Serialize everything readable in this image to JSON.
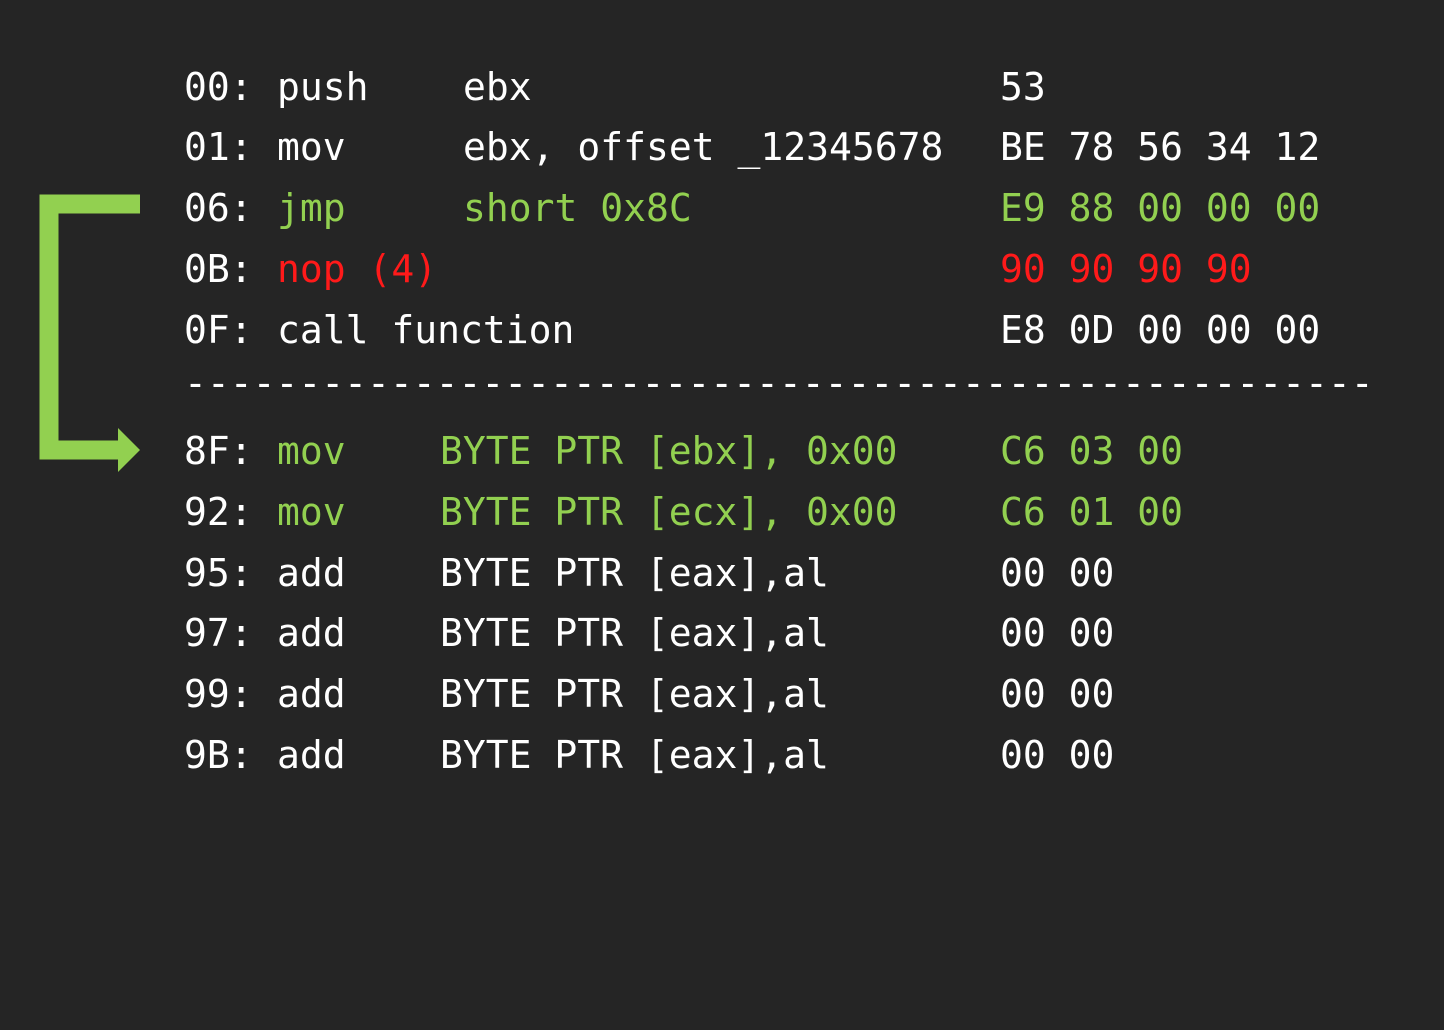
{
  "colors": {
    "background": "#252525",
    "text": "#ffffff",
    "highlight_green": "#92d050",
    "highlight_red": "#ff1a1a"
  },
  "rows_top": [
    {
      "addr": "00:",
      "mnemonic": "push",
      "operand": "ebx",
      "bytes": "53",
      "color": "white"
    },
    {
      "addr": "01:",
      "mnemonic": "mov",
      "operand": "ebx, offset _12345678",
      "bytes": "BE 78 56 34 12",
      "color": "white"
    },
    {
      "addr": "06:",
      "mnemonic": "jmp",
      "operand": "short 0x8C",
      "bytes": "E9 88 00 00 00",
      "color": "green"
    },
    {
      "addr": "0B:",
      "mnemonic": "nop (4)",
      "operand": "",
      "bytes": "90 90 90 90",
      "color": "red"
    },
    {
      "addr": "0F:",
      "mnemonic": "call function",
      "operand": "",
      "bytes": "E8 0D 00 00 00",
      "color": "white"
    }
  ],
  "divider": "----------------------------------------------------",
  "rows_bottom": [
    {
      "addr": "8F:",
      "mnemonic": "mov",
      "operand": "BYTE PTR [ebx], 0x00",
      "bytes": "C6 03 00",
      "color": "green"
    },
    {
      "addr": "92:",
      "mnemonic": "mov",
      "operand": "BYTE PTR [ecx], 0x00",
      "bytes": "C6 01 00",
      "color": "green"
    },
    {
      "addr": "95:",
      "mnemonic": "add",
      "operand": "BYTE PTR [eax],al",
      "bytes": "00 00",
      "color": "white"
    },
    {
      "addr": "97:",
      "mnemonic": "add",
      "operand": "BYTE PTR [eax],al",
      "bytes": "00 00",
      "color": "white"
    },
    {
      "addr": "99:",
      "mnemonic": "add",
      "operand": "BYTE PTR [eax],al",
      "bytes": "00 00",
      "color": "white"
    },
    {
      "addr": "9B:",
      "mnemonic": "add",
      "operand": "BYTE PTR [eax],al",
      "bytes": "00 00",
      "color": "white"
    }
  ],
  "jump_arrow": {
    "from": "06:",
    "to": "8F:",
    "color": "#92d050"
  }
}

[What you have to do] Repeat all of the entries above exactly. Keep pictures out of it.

[Response for this exercise]
Serialize everything readable in this image to JSON.
{
  "colors": {
    "background": "#252525",
    "text": "#ffffff",
    "highlight_green": "#92d050",
    "highlight_red": "#ff1a1a"
  },
  "rows_top": [
    {
      "addr": "00:",
      "mnemonic": "push",
      "operand": "ebx",
      "bytes": "53",
      "color": "white"
    },
    {
      "addr": "01:",
      "mnemonic": "mov",
      "operand": "ebx, offset _12345678",
      "bytes": "BE 78 56 34 12",
      "color": "white"
    },
    {
      "addr": "06:",
      "mnemonic": "jmp",
      "operand": "short 0x8C",
      "bytes": "E9 88 00 00 00",
      "color": "green"
    },
    {
      "addr": "0B:",
      "mnemonic": "nop (4)",
      "operand": "",
      "bytes": "90 90 90 90",
      "color": "red"
    },
    {
      "addr": "0F:",
      "mnemonic": "call function",
      "operand": "",
      "bytes": "E8 0D 00 00 00",
      "color": "white"
    }
  ],
  "divider": "----------------------------------------------------",
  "rows_bottom": [
    {
      "addr": "8F:",
      "mnemonic": "mov",
      "operand": "BYTE PTR [ebx], 0x00",
      "bytes": "C6 03 00",
      "color": "green"
    },
    {
      "addr": "92:",
      "mnemonic": "mov",
      "operand": "BYTE PTR [ecx], 0x00",
      "bytes": "C6 01 00",
      "color": "green"
    },
    {
      "addr": "95:",
      "mnemonic": "add",
      "operand": "BYTE PTR [eax],al",
      "bytes": "00 00",
      "color": "white"
    },
    {
      "addr": "97:",
      "mnemonic": "add",
      "operand": "BYTE PTR [eax],al",
      "bytes": "00 00",
      "color": "white"
    },
    {
      "addr": "99:",
      "mnemonic": "add",
      "operand": "BYTE PTR [eax],al",
      "bytes": "00 00",
      "color": "white"
    },
    {
      "addr": "9B:",
      "mnemonic": "add",
      "operand": "BYTE PTR [eax],al",
      "bytes": "00 00",
      "color": "white"
    }
  ],
  "jump_arrow": {
    "from": "06:",
    "to": "8F:",
    "color": "#92d050"
  }
}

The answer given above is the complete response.